▶ _WHAT YOU SHOULD DO_:
Below are records; please give the number of their lines that contain the string "kind", and only that number.

▶ _Entries from a dataset of interfaces_:

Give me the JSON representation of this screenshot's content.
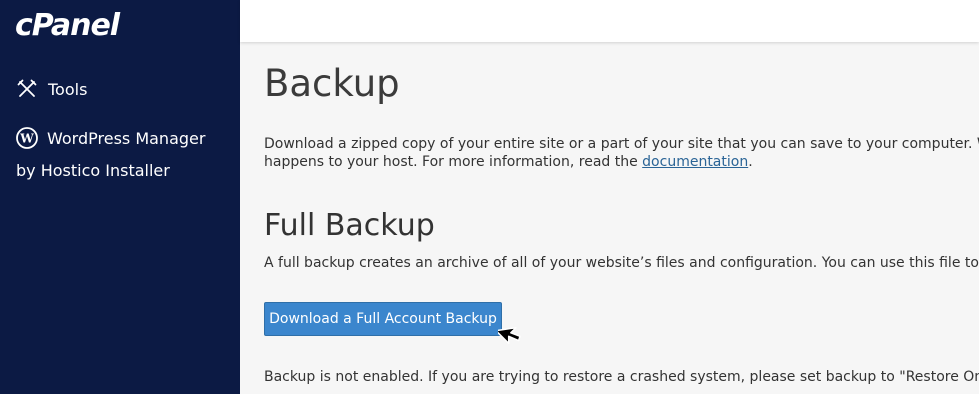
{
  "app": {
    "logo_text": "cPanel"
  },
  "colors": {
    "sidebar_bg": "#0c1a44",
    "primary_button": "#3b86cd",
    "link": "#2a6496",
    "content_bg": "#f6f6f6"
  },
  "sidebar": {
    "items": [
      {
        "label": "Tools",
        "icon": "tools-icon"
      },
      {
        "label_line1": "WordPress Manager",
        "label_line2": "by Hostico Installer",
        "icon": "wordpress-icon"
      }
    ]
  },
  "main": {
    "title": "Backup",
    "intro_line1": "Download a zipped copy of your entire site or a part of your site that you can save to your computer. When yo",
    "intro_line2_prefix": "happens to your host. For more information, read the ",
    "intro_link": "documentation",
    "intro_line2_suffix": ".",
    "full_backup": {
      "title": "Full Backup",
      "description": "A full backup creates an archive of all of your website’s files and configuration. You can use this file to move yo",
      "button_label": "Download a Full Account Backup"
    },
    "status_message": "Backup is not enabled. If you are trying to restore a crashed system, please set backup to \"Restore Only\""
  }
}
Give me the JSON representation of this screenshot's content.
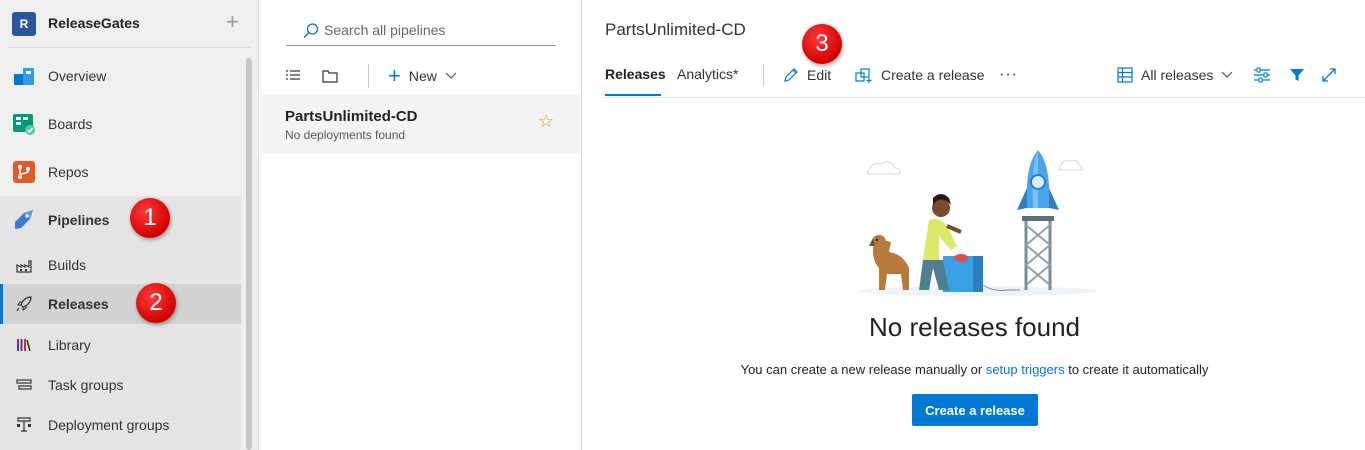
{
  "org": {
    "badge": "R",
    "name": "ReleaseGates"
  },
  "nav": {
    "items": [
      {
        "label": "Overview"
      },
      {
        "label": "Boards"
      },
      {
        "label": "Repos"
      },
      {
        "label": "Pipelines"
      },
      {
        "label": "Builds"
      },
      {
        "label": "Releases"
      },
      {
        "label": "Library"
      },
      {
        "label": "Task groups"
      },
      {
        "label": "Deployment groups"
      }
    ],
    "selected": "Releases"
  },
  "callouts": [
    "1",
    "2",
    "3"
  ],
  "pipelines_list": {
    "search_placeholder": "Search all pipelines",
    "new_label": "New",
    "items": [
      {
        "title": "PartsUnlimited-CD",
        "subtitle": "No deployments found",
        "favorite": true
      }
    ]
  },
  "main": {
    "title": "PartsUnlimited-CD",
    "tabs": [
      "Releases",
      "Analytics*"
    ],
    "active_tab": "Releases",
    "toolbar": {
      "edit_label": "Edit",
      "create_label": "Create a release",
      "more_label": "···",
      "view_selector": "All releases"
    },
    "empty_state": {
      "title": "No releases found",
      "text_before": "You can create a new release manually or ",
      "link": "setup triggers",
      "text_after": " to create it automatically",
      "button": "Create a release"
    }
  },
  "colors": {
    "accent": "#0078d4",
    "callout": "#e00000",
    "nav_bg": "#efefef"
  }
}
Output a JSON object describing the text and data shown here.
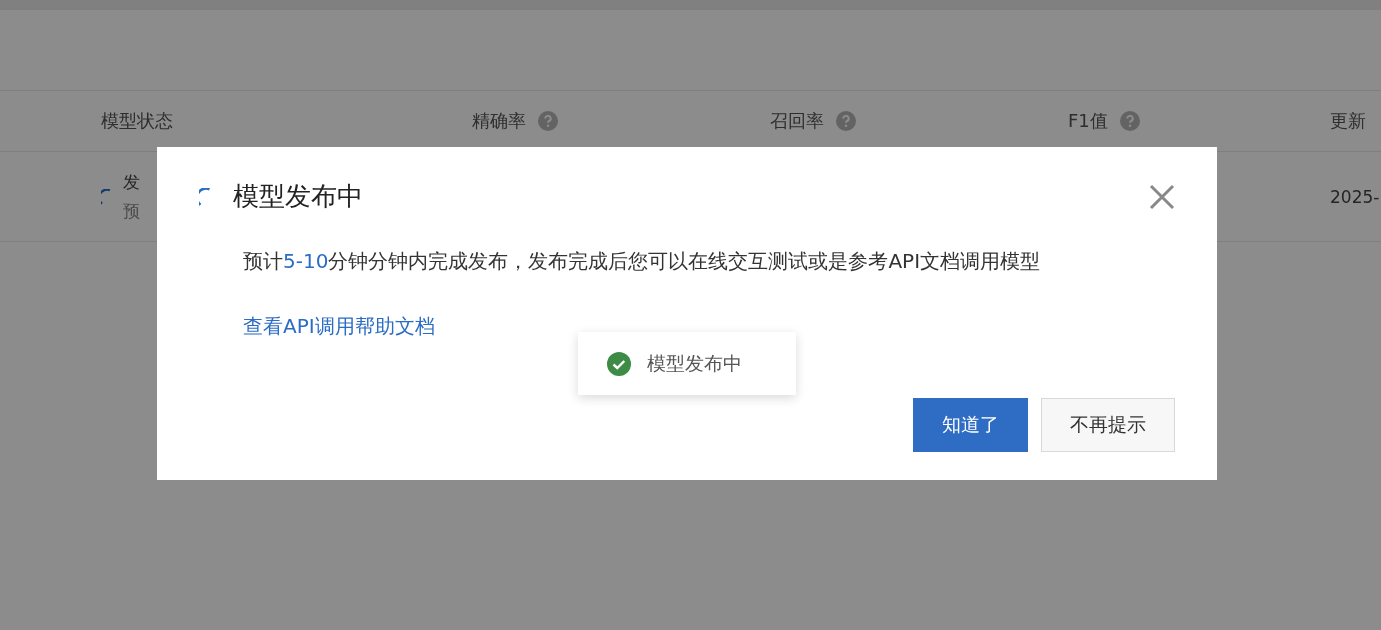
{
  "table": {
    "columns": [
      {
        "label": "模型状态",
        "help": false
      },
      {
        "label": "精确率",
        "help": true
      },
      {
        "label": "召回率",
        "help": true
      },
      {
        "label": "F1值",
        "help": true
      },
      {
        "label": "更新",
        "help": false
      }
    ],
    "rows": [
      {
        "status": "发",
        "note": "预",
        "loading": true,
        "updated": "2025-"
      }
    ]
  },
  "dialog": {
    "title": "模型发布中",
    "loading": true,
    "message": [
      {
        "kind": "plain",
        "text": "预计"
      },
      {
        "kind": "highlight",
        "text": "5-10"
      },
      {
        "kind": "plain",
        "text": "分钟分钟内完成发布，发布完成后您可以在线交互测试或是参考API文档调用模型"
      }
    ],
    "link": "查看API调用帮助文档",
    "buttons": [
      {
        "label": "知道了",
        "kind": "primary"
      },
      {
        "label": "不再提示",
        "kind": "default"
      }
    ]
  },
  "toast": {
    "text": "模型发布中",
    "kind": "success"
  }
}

▶ _ANSWER TO THIS PROBLEM_:
6